Segment Open

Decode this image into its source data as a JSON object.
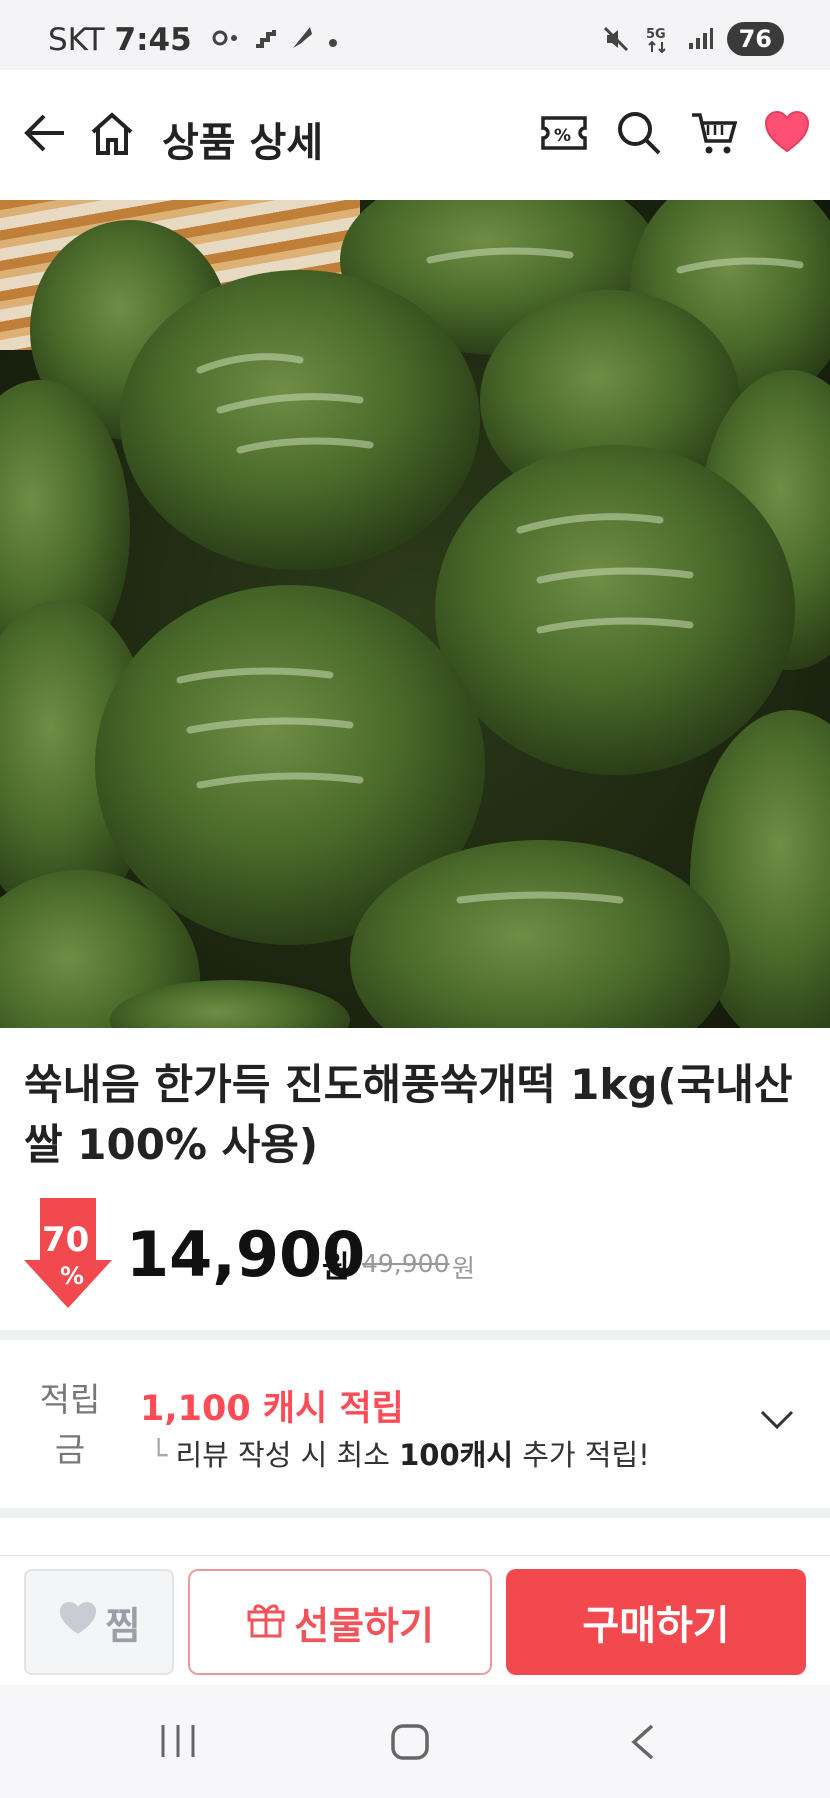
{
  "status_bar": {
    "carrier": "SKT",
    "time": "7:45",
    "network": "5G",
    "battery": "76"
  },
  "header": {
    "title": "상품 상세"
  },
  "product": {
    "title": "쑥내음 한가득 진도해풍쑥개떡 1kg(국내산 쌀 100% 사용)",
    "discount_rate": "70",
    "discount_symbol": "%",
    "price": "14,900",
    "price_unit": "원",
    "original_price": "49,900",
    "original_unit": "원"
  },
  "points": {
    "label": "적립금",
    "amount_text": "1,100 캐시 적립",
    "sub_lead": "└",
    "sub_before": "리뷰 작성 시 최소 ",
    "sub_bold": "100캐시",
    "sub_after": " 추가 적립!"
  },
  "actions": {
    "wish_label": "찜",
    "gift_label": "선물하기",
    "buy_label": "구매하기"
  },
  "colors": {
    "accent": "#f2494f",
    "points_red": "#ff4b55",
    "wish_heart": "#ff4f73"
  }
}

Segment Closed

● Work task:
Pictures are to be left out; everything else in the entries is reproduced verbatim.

● Result of the task:
Decode this image into its source data as a JSON object.
{
  "status_bar": {
    "carrier": "SKT",
    "time": "7:45",
    "network": "5G",
    "battery": "76"
  },
  "header": {
    "title": "상품 상세"
  },
  "product": {
    "title": "쑥내음 한가득 진도해풍쑥개떡 1kg(국내산 쌀 100% 사용)",
    "discount_rate": "70",
    "discount_symbol": "%",
    "price": "14,900",
    "price_unit": "원",
    "original_price": "49,900",
    "original_unit": "원"
  },
  "points": {
    "label": "적립금",
    "amount_text": "1,100 캐시 적립",
    "sub_lead": "└",
    "sub_before": "리뷰 작성 시 최소 ",
    "sub_bold": "100캐시",
    "sub_after": " 추가 적립!"
  },
  "actions": {
    "wish_label": "찜",
    "gift_label": "선물하기",
    "buy_label": "구매하기"
  },
  "colors": {
    "accent": "#f2494f",
    "points_red": "#ff4b55",
    "wish_heart": "#ff4f73"
  }
}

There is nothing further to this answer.